Personal Injury Case Truths and Myths
By Chris Kramer
The civil justice system in the United States was created to ensure citizens a mechanism for enforcing legal rights. Without it, the most powerful people and businesses would be able to do whatever they want.
Among the powerful businesses are several major insurance companies. Those companies have been very successful in creating myths about personal injury law in the United States, myths that not only impact voters and legislators, but that may discourage people who have suffered personal injuries and have legitimate costs and losses from pursuing compensation.
That's good news for the corporations and the insurance companies - it means that they're less likely to have to pay. It's bad news, though, for victims who only want a reasonable personal injury settlement to pay medical bills and compensate for lost work time, and who may be discouraged from seeking what they're owed.
It's bad news for society, too, because as personal injury claims are limited, capped, and discouraged, big corporations and insurance companies have greater freedom to put people at risk without consequences.
If you're uncertain about pursuing a personal injury case or speaking with a personal injury attorney, consider the truth behind some of the most popular personal injury myths:
Personal Injury Myth #1
Personal Injury Lawyers Get Rich Filing Frivolous Lawsuits
One of the most popular ideas advanced by the insurance lobby is that personal injury lawyers are getting rich on your dime - that frivolous lawsuits are costing the average citizen thousands of dollars a year in insurance premiums, taxes to support the judicial system, and other expenses.
A personal injury case that is without merit can be dismissed by the judge, with or without a motion from opposing counsel. There are court rules that give sanctions to personal injury lawyers who file frivolous claims.
Personal injury lawyers who file unwarranted claims trying to squeeze cash out of a corporation or insurance company that their clients do not deserve may be subject to fines or other sanctions imposed by the court, and may be required to pay his opponent's reasonable attorney fees.
Of course, no personal injury lawyer gets rich by paying fines and attorney fees - and no personal injury lawyer wants to be sanctioned by the court where he works. So it is in everyone's best interest to only file valid and worthwhile claims.
In those few cases where a personal injury attorney doesn't honor those boundaries or makes a bad decision, the justice system quickly weeds the case out and moves on to the valid claims of legitimate personal injury victims.
Personal Injury Myth #2
Punitive damages Make it Too Expensive for Companies to do Business and Cost Consumers Money

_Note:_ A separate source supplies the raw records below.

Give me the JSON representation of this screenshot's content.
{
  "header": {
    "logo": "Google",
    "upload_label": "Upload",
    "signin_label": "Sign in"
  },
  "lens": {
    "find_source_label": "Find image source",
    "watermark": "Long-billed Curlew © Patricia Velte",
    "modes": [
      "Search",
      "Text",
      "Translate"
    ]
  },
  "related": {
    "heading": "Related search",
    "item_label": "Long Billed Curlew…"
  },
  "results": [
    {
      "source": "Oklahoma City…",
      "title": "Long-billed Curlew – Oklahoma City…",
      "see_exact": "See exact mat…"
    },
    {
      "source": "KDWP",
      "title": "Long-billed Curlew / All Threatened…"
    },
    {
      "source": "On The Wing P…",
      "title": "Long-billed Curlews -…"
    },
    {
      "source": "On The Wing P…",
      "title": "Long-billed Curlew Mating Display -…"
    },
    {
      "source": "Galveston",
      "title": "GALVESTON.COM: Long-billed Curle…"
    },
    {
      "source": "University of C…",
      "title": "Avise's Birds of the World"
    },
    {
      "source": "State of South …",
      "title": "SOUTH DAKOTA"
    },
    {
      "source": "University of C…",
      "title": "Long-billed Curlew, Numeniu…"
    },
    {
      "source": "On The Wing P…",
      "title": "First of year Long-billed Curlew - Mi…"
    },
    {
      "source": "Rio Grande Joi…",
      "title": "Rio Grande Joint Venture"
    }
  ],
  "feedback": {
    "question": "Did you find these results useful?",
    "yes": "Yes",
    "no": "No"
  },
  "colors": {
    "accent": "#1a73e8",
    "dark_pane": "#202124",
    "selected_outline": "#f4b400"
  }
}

In a sense, this one is true. Punitive damages do make it more expensive for companies to do business - but for different reasons than you might think. The reason punitive damages make it more expensive for companies to do business is because they make it dangerous for a corporation to disregard consumer safety.
Corporations make business decisions based primarily on profitability, and major corporations have repeatedly proven themselves willing to take risks with the lives of a few customers here and there if it means increased profit. They're less willing to take risks with their own money, and because of punitive damages, companies tend to make decisions more in line with the public interest. Some decisions might cost these corporations money, but that money is spent making safer products.
A dramatic example of this kind of corporate thinking came in the early 1970s when Ford Motor Company discovered that the Ford Pinto was designed in such a way that the fuel tank was susceptible to leakage and catching fire in low-speed, low-impact collisions. Evidence emerged that Ford had conducted a cost-benefit analysis in which it determined that it would be cheaper to pay damages for the projected burn deaths the design defect would cause than it would be to recall and repair the cars.
So Ford decided not to correct the problem, and people burned to death in relatively minor Pinto collisions-or were horribly burned and did not die. Without the intervention of personal injury attorneys who represented early victims of these accidents, Ford might have waited much longer to recall the cars, or never have recalled them, and many more deaths and injuries might have occurred.
Punitive damages in litigation against Ford at that time were intended to make certain that it was not profitable for Ford to have engaged in that kind of thinking, and to discourage Ford and other companies from expecting to profit from that kind of decision-making in the future.
Punitive damage limitations have largely removed the possibility, in many states, of punitive damage awards significantly impacting a company's cost of doing business. Unfortunately, that change has resulted in a new ability on the part of those companies to comfortably disregard consumer safety.
Personal Injury Myth #3
Punitive Damages Give Personal Injury Plaintiffs an Undeserved Windfall
Another common objection to punitive damage awards is that the plaintiff in the personal injury case doesn't "deserve" all that money. The purpose of punitive damages is to discourage the wrongdoer - not to provide the personal injury plaintiff with a windfall.
If the occasional personal injury victim did get more than he deserved in the effort to discourage corporations from playing fast and loose with consumer safety, it would probably be a small price to pay - but such windfalls are rare.
Many states have enacted provisions whereby a portion of any punitive damage award is paid over to the state or to some kind of victim's fund. Additionally, many states have capped punitive damage awards either at a fixed dollar amount or in some sort of proportion to actual damages.
Personal Injury Myth #4
Only People Who Want More than Their Fair Share File Personal Injury Cases
In a perfect world where every business and insurance company honored its commitments and obligations, this myth might hold true - but that's rarely the case. The vast majority of personal injury cases involve insurance companies, and insurance companies make their money by collecting premiums and then not paying out claims.
Insurance company representatives are trained to encourage personal injury victims to accept less than they're entitled to. Some insurance companies even interfere with medical treatment by refusing to authorize procedures or delaying payment.
Hiring a personal injury lawyer is often the only way a personal injury victim can get his legitimate expenses covered by the person or company responsible for his injuries. Insurance companies are well aware of this, and so train their representatives to make every effort to discourage injury victims from retaining personal injury lawyers.
Personal injury victims who work with personal injury lawyers may be more likely to receive larger personal injury settlements. It's not because those personal injury lawyers are "holding up" the insurance companies; it's because victims who aren't represented by personal injury lawyers often get cheated.
Don't Let These Myths Keep You From Getting the Help You Need
If you've been the victim of a personal injury and you believe someone else was responsible, find out more about your rights and options today, and what a local injury lawyer can do for you, before you talk to the insurance company representatives and put your claim at risk.
Call toll free at 877-288-7564 or fill out our free case evaluation form to arrange a free consultation and case evaluation from a personal injury attorney in your area.